Latex gloves will deteriorate rapidly in the presence of petroleum products like the aliphatic hydrocarbons listed in Table 2, for "All Surface Polish." These ingredients would quickly break down a latex glove and expose the hands to the chemicals in this cleaner. Although most of these chemicals would not be immediately harmful, they can, over time, cause drying or result in irritation and dermatitis.
Nitrile gloves offer a broader range of protection from hazardous chemicals. This is clear from Table 2. Nitrile gloves protect from essentially the same chemicals as natural rubber latex gloves. In addition, nitrile gloves also offer excellent protection from exposure to petroleum-based products.
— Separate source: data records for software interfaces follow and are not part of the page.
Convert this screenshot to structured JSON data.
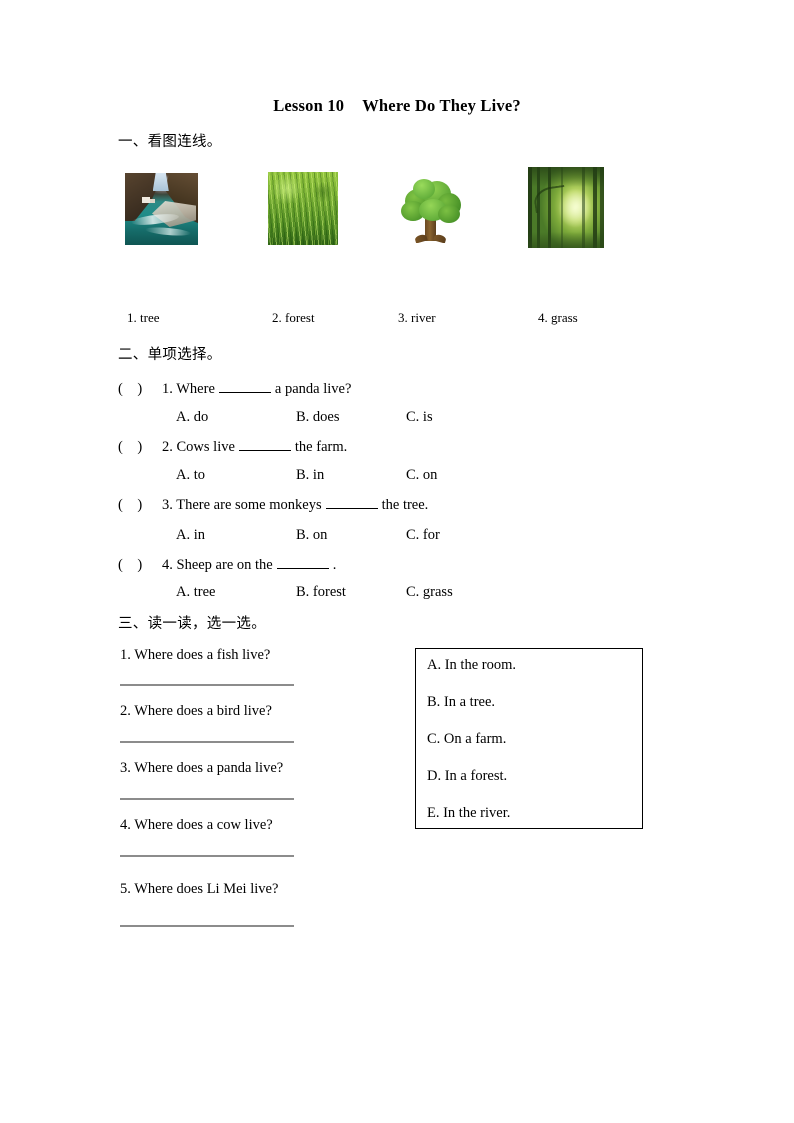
{
  "title": {
    "lesson": "Lesson 10",
    "name": "Where Do They Live?"
  },
  "section1": {
    "header": "一、看图连线。",
    "pictures": [
      {
        "icon": "river-photo-icon",
        "alt": "river"
      },
      {
        "icon": "grass-photo-icon",
        "alt": "grass"
      },
      {
        "icon": "tree-illustration-icon",
        "alt": "tree"
      },
      {
        "icon": "forest-photo-icon",
        "alt": "forest"
      }
    ],
    "labels": [
      "1. tree",
      "2. forest",
      "3. river",
      "4. grass"
    ]
  },
  "section2": {
    "header": "二、单项选择。",
    "questions": [
      {
        "number": "1.",
        "prompt_before": "Where",
        "prompt_after": "a panda live?",
        "options": [
          "A. do",
          "B. does",
          "C. is"
        ]
      },
      {
        "number": "2.",
        "prompt_before": "Cows live",
        "prompt_after": "the farm.",
        "options": [
          "A. to",
          "B. in",
          "C. on"
        ]
      },
      {
        "number": "3.",
        "prompt_before": "There are some monkeys",
        "prompt_after": "the tree.",
        "options": [
          "A. in",
          "B. on",
          "C. for"
        ]
      },
      {
        "number": "4.",
        "prompt_before": "Sheep are on the",
        "prompt_after": ".",
        "options": [
          "A. tree",
          "B. forest",
          "C. grass"
        ]
      }
    ]
  },
  "section3": {
    "header": "三、读一读，选一选。",
    "questions": [
      "1. Where does a fish live?",
      "2. Where does a bird live?",
      "3. Where does a panda live?",
      "4. Where does a cow live?",
      "5. Where does Li Mei live?"
    ],
    "choices": [
      "A. In the room.",
      "B. In a tree.",
      "C. On a farm.",
      "D. In a forest.",
      "E. In the river."
    ]
  },
  "colors": {
    "text": "#000000",
    "answer_line": "#8c8c8c",
    "box_border": "#000000",
    "page_background": "#ffffff"
  }
}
So, nitrile gloves would protect from all of the products listed in Table 2, whereas latex would offer protection from about half of the products where gloves are recommended.
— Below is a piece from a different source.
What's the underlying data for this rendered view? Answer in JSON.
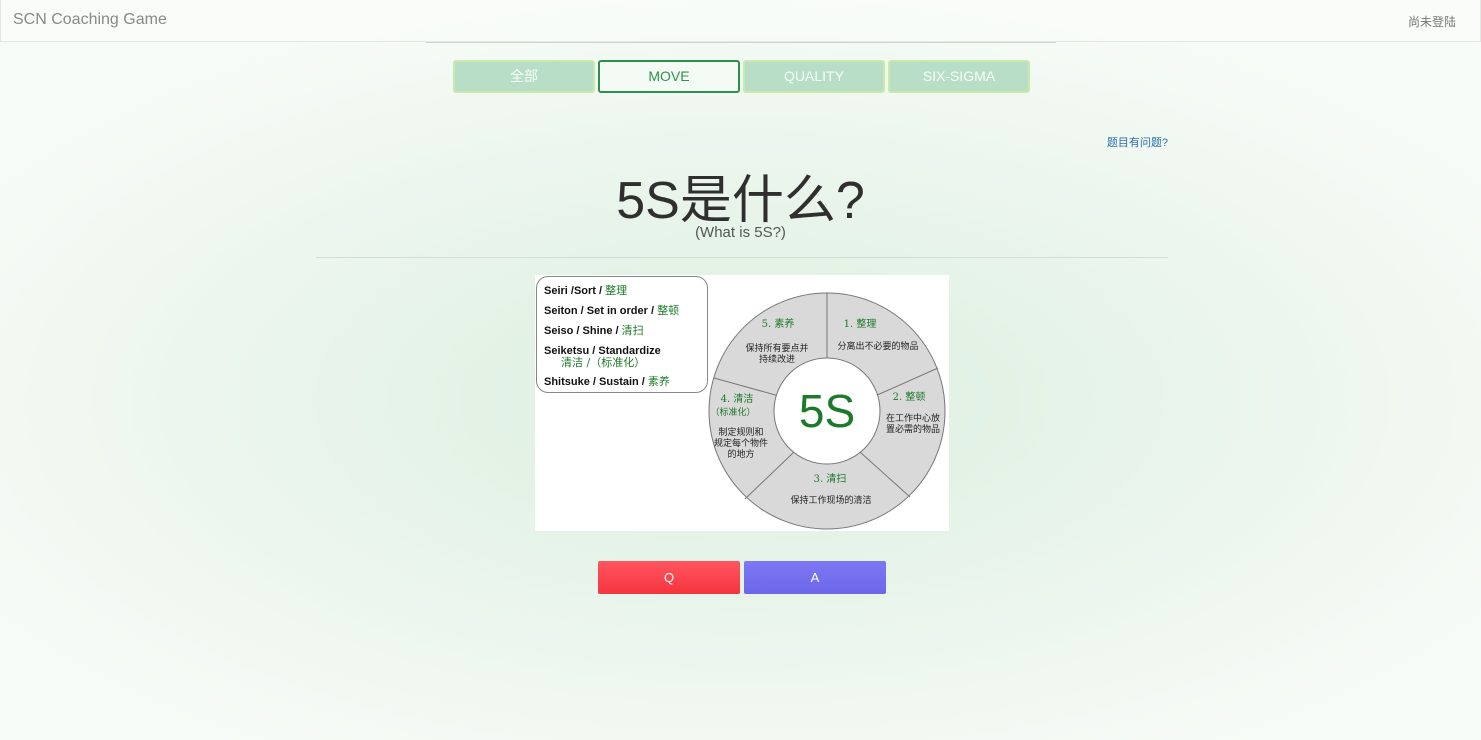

Wearing gloves is an important part of effective hygiene and protection, even when gloves are listed as Not Required. Some workers have very sensitive skin and can become allergic to the chemicals they are exposed to in their workplace over time – known as sensitization.
Glove Selection: Chemical resistance data is the best information tool for gauging how long a worker can safely wear a glove before significant chemical exposure occurs. Using a resource such as www.chemrest.com to identify the best hand protection solution for chemical hazards is recommended.
Protection First: Protecting the health of the worker is the goal of everyone in the field of occupational health and industrial hygiene. Using the correct glove can significantly reduce or eliminate the potential long-term debilitating consequences of exposure to hazardous chemicals in the workplace.
Contact has many causes and can be a lifelong condition. It is very important to find the cause of the condition and eliminate or reduce exposure. This may involve:
- Changing work habits
- Avoiding certain soaps, creams or detergents
- Eliminating exposure to metals by wearing gloves when working with wet cement, avoiding cheap jewelry and avoiding nickel and coins
- Changing to a glove that offers more protection from corrosives, irritants or sensitizers
- Changing to a non-latex glove to avoid latex proteins
- Changing gloves to avoid accelerators
Donald F. Groce, Best Manufacturing, is a technical product specialist and a research chemist. Before joining Best, he worked for the U.S. Centers for Disease Control and Prevention on chemical toxicology studies that included the Agent Orange Study. He is a noted speaker and expert on a variety of occupational and workplace hazards, including latex allergies and chemical exposure-related illnesses.